Public health officials and experts should decide what kind of data is necessary to ensure that governments only collect information that is actually useful and necessary. Data collected for COVID-19 purposes should have a clear expiration date and access to it needs to be strongly restricted.

We should push for contact tracing apps to be transparent about their technical specificities. Demonstrating and explaining how these apps work and what exactly goes on in the background in simple terms could boost public confidence, encourage their adoption, and allow both government officials and the public to evaluate their effectiveness and impact on privacy.

Demonstrating and explaining how these apps work and what exactly goes on in the background in simple terms could boost public confidence, encourage their adoption, and allow both government officials and the public to evaluate their effectiveness and impact on privacy.

As some states in the U.S. and countries in Europe coordinate regional plans to resume normal activities, they should focus on creating harmonized tools that minimize bureaucratic burden and optimize regional data sharing. Examples of these innovative solutions are emerging, particularly from the privacy-conscious Europe.

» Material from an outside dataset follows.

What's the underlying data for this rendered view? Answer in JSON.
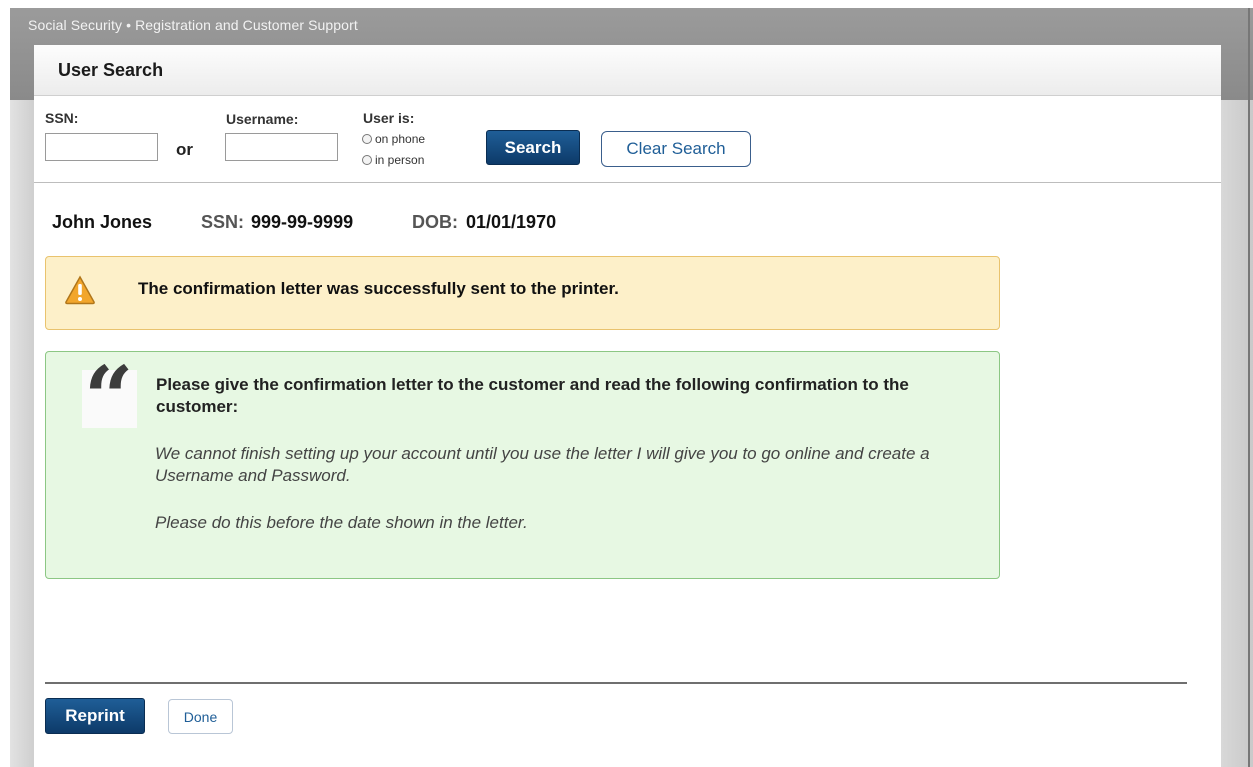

The EU has called for a single European tracing app to combat the pandemic. Its data protection watchdog, the European Data Protection Supervisor, is currently examining measures that would ensure compliance to the bloc’s strict data protection rules, anonymize data that fall out of the scope of current privacy regulations, ensure that data obtained will be deleted as soon as the current health crisis ends, and secure servers that house sensitive health data.

The PEPP-PT, Pan-European Privacy-Preserving Proximity Tracing, a COVID tracking app developed by researchers from eight European countries, including Germany’s Fraunhofer Heinrich Hertz Institute, utilizes Bluetooth short-range communications to provide a more accurate and less intrusive way of logging personal contacts that preserves user privacy.

Governments should also consider partnership with large private sector players who often have access to more and better-quality consumer data. In the United States, federal initiatives to enhance COVID tracing has sought to draw on detailed information collected from multiple private-sector databases. U.S. tech giants Apple and Google have formed an alliance to embed a tracking feature in their mobile operating systems, iOS and Android. The combined effort could reach an estimated 72 percent of U.S. consumers who own a smartphone and could open the door to streamlined data exchange among healthcare entities.

While public-private partnerships are instrumental in creating timely and cost-effective data collection solutions, such decentralized approaches need to be accompanied by vigilant legislative efforts to create or update consumer rights laws to guard against abuse by both private companies and governments.

The views expressed are those of the author(s) alone. They do not necessarily reflect the views of the American-German Institute.